That's how Buffett responded when asked about this emerging market that is already expected to be worth more than $2 trillion in the U.S. alone. Google has already put some of its best engineers behind the technology powering this trend. 

The amazing thing is, while Buffett may be nervous, the rest of us can invest in this new industry BEFORE the old money realizes what hit them.

KPMG advises we're "on the cusp of revolutionary change" coming much "sooner than you think."

Even one legendary MIT professor had to recant his position that the technology was "beyond the capability of computer science." (He recently confessed to The Wall Street Journal that he's now a believer and amazed "how quickly this technology caught on.")

Yet according to one J.D. Power and Associates survey, only 1 in 5 Americans are even interested in this technology, much less ready to invest in it. Needless to say, you haven't missed your window of opportunity. 

Think about how many amazing technologies you've watched soar to new heights while you kick yourself thinking, "I knew about that technology before everyone was talking about it, but I just sat on my hands." 

Don't let that happen again. This time, it should be your family telling you, "I can't believe you knew about and invested in that technology so early on."

That's why I hope you take just a few minutes to access the exclusive research our team of analysts has put together on this industry and the one stock positioned to capitalize on this major shift.

Click here to learn about this incredible technology before Buffett stops being scared and starts buying!

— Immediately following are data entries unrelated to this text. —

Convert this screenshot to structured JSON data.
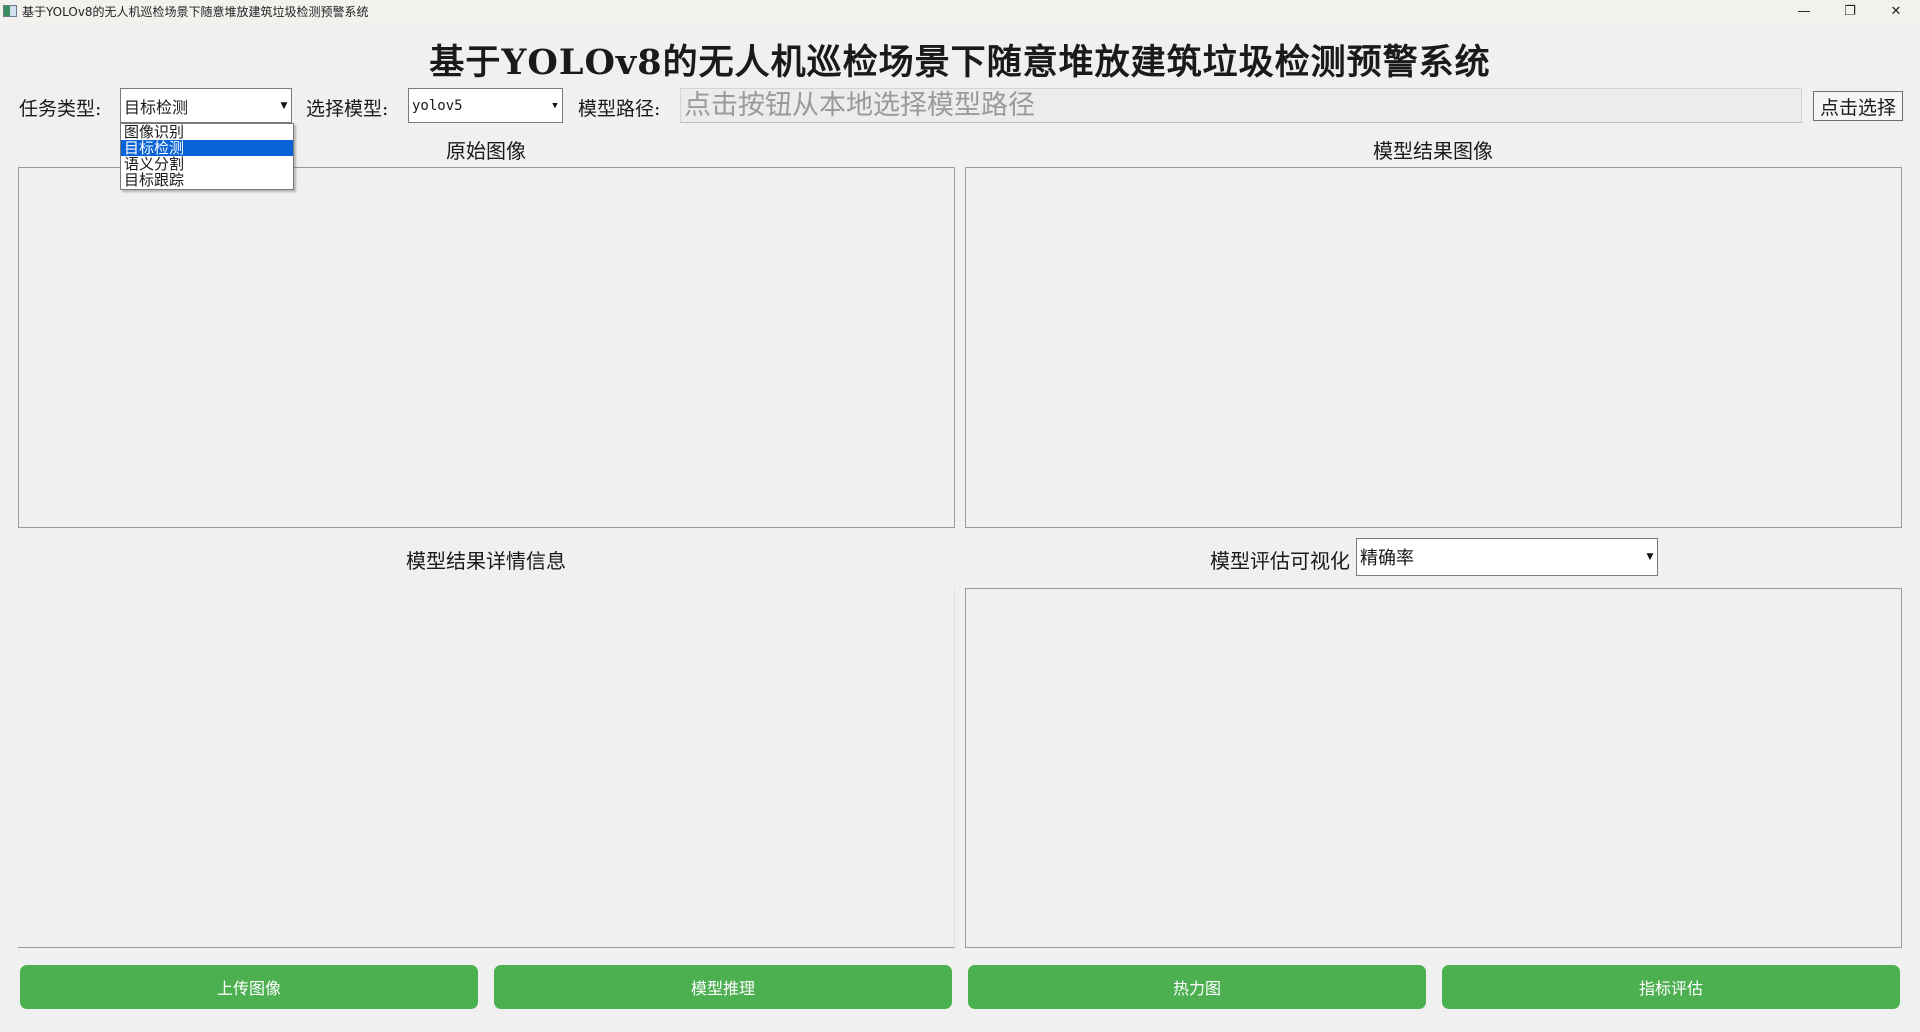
{
  "window": {
    "title": "基于YOLOv8的无人机巡检场景下随意堆放建筑垃圾检测预警系统",
    "minimize_icon": "minimize-icon",
    "maximize_icon": "restore-icon",
    "close_icon": "close-icon"
  },
  "header": {
    "title": "基于YOLOv8的无人机巡检场景下随意堆放建筑垃圾检测预警系统"
  },
  "toolbar": {
    "task_type_label": "任务类型:",
    "task_type_value": "目标检测",
    "task_type_options": [
      "图像识别",
      "目标检测",
      "语义分割",
      "目标跟踪"
    ],
    "task_type_selected_index": 1,
    "model_label": "选择模型:",
    "model_value": "yolov5",
    "model_path_label": "模型路径:",
    "model_path_placeholder": "点击按钮从本地选择模型路径",
    "choose_button": "点击选择"
  },
  "panels": {
    "original_image": "原始图像",
    "result_image": "模型结果图像",
    "result_details": "模型结果详情信息",
    "evaluation_label": "模型评估可视化",
    "evaluation_value": "精确率"
  },
  "actions": {
    "upload": "上传图像",
    "infer": "模型推理",
    "heatmap": "热力图",
    "metrics": "指标评估"
  },
  "colors": {
    "button_green": "#4caf50",
    "selection_blue": "#0a63d6",
    "background": "#f0f0f0"
  }
}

David Hanson owns shares of Berkshire Hathaway and American Express. The Motley Fool recommends and owns shares of Berkshire Hathaway, Google, and Coca-Cola.We Fools don't all hold the same opinions, but we all believe that considering a diverse range of insights makes us better investors. The Motley Fool has a disclosure policy.

©1995-2014 The Motley Fool. All rights reserved. | Privacy/Legal Information